* _What is expected_: How many lines in the entries below contain "icon"? Answer with the number only.

[Dataset excerpts]
-- Opening Marker --

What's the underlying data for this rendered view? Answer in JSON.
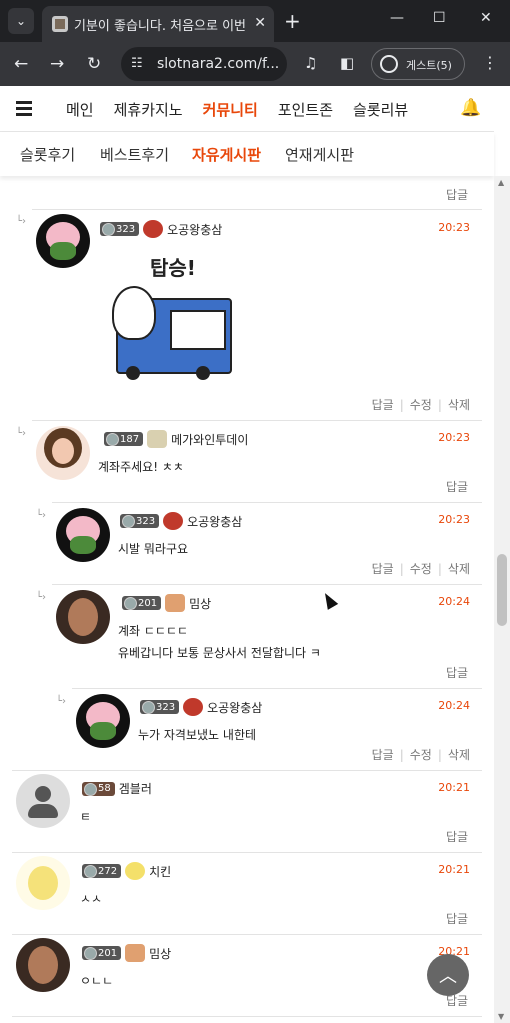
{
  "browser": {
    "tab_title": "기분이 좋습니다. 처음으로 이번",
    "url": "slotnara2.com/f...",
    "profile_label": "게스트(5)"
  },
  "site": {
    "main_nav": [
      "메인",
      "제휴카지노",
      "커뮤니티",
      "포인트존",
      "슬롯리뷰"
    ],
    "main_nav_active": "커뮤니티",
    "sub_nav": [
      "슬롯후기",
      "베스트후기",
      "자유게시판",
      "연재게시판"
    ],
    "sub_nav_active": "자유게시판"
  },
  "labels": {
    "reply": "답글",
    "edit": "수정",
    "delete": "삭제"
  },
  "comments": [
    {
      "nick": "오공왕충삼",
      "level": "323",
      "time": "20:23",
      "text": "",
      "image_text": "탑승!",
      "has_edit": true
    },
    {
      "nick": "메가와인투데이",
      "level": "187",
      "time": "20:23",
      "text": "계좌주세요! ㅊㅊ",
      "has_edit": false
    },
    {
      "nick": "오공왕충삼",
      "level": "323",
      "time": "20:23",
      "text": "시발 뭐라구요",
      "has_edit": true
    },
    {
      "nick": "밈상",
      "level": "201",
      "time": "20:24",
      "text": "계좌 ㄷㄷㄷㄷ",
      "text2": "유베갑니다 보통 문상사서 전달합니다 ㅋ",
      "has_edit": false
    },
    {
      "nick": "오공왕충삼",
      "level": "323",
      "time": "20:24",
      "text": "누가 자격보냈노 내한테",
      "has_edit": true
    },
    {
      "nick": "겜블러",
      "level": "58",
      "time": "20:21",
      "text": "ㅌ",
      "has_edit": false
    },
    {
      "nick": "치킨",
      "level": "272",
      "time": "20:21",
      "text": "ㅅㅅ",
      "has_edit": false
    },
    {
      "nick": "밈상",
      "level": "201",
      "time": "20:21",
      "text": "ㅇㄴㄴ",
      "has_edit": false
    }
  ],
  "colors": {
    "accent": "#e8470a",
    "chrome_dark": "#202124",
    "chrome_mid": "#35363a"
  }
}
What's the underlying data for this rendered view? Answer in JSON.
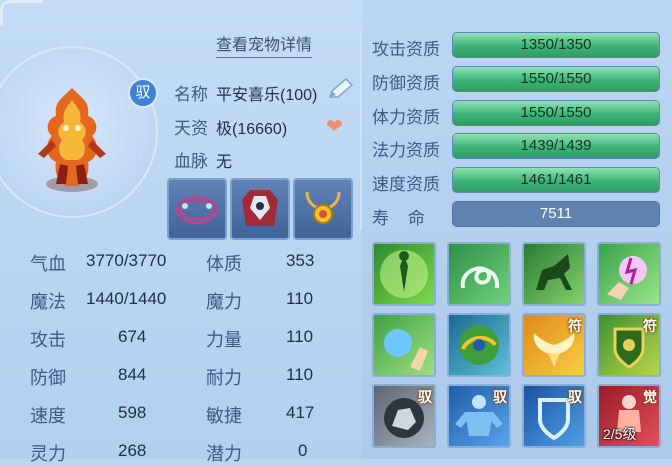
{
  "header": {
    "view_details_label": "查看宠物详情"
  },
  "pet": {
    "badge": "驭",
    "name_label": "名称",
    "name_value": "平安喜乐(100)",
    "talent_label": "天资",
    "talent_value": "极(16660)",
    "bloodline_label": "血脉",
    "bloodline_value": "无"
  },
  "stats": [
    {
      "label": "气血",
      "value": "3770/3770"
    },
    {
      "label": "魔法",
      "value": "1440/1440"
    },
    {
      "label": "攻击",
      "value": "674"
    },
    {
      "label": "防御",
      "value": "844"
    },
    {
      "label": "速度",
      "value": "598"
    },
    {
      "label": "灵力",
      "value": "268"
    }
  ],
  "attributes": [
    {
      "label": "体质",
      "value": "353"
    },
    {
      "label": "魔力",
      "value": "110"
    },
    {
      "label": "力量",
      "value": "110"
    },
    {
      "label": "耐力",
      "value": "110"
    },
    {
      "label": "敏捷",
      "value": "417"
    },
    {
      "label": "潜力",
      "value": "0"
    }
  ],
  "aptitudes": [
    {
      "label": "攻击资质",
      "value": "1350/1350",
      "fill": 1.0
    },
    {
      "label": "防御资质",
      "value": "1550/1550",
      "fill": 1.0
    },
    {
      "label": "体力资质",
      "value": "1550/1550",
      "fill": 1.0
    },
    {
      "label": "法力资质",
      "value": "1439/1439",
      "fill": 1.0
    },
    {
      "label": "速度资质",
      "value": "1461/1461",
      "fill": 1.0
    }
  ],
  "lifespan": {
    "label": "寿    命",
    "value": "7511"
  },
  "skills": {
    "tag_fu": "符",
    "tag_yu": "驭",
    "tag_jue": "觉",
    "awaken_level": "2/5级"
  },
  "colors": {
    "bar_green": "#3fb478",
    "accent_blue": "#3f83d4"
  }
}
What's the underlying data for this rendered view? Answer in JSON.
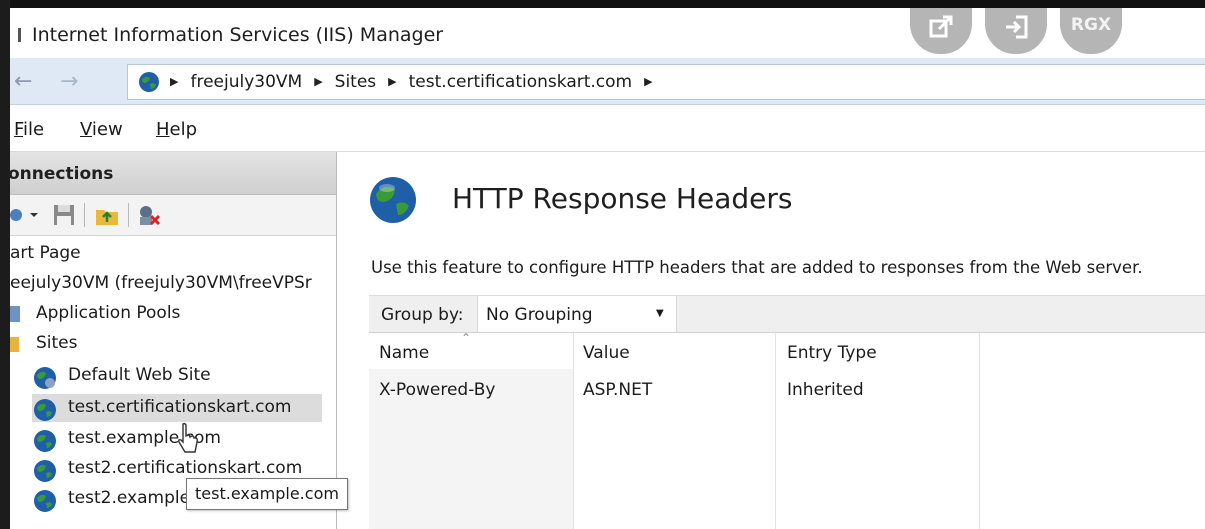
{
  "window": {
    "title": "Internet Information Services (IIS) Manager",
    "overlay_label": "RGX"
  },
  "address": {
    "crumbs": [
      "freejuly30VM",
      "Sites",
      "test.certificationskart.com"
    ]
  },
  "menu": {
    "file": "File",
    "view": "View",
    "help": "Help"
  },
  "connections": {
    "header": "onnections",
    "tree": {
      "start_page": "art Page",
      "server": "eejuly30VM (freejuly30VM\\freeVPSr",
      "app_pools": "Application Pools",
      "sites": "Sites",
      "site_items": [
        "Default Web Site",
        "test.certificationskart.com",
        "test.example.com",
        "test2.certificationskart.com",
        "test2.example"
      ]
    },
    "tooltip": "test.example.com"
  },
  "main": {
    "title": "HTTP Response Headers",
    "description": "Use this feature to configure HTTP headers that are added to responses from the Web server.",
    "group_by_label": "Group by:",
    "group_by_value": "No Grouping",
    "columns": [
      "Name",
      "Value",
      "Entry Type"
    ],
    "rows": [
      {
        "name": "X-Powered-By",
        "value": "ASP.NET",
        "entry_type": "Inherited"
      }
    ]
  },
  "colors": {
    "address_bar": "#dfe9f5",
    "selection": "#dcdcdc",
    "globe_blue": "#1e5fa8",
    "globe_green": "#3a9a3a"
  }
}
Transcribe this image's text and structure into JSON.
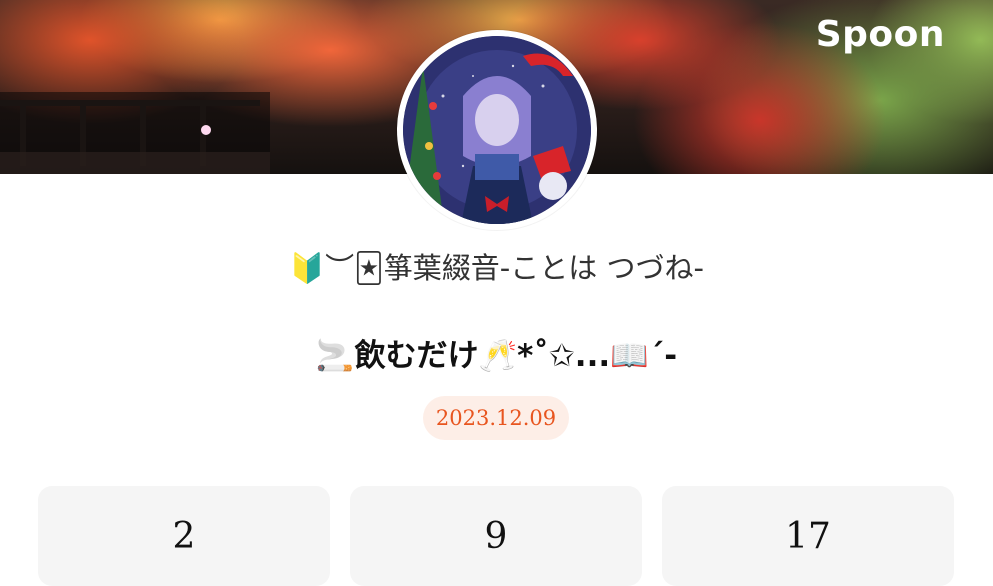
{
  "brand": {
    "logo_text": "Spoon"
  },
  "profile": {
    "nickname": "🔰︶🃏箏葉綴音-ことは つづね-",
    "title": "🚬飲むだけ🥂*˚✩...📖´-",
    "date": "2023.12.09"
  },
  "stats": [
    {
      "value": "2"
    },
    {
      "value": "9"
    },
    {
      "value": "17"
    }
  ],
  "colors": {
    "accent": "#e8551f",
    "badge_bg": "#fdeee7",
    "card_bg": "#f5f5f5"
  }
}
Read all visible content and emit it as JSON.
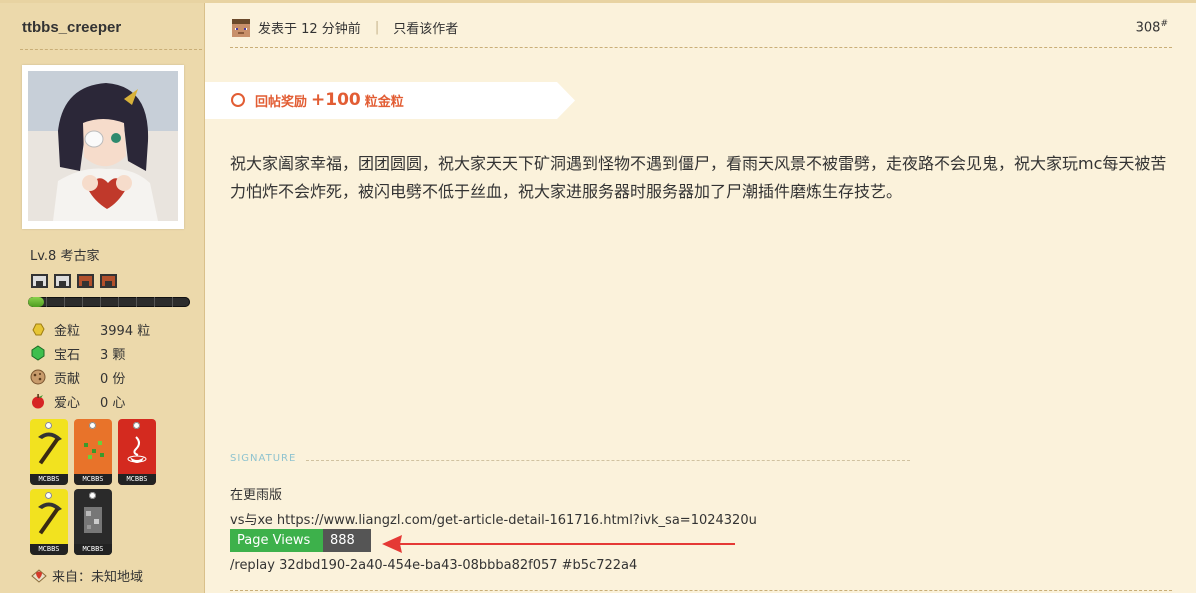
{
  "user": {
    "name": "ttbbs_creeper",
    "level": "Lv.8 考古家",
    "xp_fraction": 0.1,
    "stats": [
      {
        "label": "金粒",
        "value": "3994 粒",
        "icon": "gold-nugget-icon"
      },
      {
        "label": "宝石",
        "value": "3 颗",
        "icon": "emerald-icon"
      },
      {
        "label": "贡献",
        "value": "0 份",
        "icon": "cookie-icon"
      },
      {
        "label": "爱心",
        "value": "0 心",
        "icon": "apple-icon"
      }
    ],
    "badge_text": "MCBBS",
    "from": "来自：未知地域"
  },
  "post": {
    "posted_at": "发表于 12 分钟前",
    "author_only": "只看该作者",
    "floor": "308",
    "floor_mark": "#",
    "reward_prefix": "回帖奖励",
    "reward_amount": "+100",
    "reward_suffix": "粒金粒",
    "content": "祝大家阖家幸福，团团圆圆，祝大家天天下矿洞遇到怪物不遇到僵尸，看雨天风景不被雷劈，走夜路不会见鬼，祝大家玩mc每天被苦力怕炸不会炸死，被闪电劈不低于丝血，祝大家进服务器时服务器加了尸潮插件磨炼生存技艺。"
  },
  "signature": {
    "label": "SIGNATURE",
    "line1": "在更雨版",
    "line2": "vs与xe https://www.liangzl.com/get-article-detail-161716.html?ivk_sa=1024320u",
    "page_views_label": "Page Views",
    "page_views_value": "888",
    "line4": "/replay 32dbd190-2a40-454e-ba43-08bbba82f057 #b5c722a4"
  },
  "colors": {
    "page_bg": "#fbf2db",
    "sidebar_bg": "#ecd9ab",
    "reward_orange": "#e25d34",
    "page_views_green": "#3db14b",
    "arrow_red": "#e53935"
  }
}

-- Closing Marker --

* _Task result_: 4